That might not sound like the most exciting Saturday night, but for many readers it can beat going to a club or hitting up a local bar. There’s no getting around it: bookworms have a reputation. Sure, there’s the sexy librarian thing, but that seems to be the exception to the rule.
Avid readers are often depicted as anti-social nerds wearing Coke-bottle glasses. There’s even the word “bookish,” which doesn’t exactly have the best of connotations. The OED lists one definition of the word as “Acquainted with books only.” Book lovers clearly do not get much love.
Or do they? A recent Slate article suggests that bookstores are a hotbed of romantic activity. The article focuses on Brooklyn independent bookstores and how they are a great pickup spot:
Bookstores are magnets for people with an hour to kill, and isn't that when one's eyes are most likely to wander, to scan other people's faces for signs of friendliness? The wide tables of alluring, face-up hardcovers and paperbacks invite lingering fingers and quiet conversation. Surely, Brooklyn's single population was using the bookstore (and others like it) as a backdrop for finding true love.
There is something romantic about bookstores, maybe now more than ever. Like the record store, a bookstore is where you will find aficionados and true fans—people who share your interests and passions. And like record stores, bookstores are quickly becoming a thing of the past.
But is a bookstore just a quieter bar (one without the social lubricant of alcohol, of course)? Like I mentioned above, book nerds tend to prefer getting lost in a novel, not in someone’s eyes. Would fiction fans or graphic novel groupies have the nerve to strike up a conversation with a complete stranger?
I can barely talk to people I know, and the thought of approaching a stranger in a public place makes me break out in hives. Add to that the possibility of flirting and you’ve got yourself a Code Blue. In a bookstore you are completely out in the open. There is no loud music, no throng of people (unfortunately) to slink into. There’s you, the books, and the cashier who desperately hopes you will buy multiple copies of the The Modernist Cuisine at full price.
Then again, maybe a bookstore isn’t such a bad place to find love after all. If you strike out with your pick-up line, just go behind the stacks and hide your face behind an over-sized atlas. If you like a particular genre, find its section and chat up a fellow fan (If you’re in the horror section here’s a line, free of charge: “Talking to you is scarier than this whole wall of books. Please go out with me.”) If finding love in a bookstore is a possibility, it might be the best reason to forsake Amazon entirely.

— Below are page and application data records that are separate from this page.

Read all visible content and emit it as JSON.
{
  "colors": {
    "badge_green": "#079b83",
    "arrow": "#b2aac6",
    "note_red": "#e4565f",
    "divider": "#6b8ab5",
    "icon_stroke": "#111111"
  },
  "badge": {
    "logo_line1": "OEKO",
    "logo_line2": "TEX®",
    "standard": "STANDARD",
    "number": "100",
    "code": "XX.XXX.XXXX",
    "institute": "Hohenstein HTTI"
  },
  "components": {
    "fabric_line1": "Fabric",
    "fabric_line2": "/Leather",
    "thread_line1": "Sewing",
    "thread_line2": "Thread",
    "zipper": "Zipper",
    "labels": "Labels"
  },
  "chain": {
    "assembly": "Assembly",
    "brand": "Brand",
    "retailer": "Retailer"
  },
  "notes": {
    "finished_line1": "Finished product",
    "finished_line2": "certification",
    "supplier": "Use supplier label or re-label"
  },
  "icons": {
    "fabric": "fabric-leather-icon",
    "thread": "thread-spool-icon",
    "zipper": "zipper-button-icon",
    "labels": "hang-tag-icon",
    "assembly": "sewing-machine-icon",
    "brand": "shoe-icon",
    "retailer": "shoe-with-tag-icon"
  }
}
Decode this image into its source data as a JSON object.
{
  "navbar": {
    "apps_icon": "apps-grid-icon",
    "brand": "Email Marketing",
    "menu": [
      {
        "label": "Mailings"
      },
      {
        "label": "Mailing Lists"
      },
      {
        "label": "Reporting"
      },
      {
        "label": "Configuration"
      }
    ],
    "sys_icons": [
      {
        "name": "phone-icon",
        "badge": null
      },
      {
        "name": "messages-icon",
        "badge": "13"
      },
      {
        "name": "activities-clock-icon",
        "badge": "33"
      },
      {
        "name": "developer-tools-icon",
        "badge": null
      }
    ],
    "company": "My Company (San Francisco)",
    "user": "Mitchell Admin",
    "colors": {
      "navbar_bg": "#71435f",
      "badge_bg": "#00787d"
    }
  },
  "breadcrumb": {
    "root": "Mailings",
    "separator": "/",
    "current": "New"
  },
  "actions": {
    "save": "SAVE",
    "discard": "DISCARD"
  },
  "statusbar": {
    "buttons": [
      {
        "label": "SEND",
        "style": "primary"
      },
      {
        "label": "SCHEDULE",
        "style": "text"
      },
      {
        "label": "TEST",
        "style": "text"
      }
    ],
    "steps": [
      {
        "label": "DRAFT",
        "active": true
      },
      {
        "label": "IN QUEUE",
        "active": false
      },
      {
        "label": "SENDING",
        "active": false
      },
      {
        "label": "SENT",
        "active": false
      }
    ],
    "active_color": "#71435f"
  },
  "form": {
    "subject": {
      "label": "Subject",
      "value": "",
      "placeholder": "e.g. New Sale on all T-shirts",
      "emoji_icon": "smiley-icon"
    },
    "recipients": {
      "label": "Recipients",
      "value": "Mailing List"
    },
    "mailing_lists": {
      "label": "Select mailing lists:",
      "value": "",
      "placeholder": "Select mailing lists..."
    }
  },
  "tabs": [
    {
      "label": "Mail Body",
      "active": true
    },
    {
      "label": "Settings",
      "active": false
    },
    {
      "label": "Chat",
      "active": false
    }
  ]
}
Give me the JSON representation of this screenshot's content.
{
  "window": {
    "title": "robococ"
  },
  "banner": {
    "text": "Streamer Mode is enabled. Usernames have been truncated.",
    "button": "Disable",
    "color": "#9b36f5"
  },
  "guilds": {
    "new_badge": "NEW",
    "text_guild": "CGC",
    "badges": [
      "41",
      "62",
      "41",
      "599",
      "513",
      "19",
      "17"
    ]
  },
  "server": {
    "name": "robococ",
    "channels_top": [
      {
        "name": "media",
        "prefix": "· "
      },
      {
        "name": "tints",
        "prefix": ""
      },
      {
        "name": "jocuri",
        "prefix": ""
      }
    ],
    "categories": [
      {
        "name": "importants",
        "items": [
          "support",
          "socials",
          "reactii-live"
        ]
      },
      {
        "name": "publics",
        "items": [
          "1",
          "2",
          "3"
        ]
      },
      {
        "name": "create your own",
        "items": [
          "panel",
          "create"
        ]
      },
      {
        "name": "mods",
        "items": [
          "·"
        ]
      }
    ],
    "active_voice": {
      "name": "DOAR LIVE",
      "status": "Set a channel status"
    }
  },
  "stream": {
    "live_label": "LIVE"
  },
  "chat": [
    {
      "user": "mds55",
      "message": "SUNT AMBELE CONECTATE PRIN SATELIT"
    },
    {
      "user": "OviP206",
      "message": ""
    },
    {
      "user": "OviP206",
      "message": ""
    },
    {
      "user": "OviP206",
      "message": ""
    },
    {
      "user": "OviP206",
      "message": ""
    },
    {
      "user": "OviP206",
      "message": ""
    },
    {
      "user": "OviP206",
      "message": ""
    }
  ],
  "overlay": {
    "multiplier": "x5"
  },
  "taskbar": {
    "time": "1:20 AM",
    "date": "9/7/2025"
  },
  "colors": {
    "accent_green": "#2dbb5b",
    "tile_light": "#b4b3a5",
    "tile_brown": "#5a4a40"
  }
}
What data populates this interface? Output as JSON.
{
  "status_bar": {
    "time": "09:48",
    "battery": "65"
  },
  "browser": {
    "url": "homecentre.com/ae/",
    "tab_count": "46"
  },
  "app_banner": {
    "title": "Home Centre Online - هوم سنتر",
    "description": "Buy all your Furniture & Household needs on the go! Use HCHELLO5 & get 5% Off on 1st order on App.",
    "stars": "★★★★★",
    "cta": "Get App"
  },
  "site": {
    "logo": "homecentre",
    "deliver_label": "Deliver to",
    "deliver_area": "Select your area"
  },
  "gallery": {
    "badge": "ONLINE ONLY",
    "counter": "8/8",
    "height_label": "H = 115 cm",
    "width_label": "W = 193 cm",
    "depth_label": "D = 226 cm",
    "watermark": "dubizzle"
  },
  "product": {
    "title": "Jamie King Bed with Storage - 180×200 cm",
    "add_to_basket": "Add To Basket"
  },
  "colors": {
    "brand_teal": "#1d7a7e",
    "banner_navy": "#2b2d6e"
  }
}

Have you picked anyone up in a bookstore? Have you ever found the Barnes to your Noble? If you have, please let me know. I’ll be parked in front of the Self-Help section, waiting.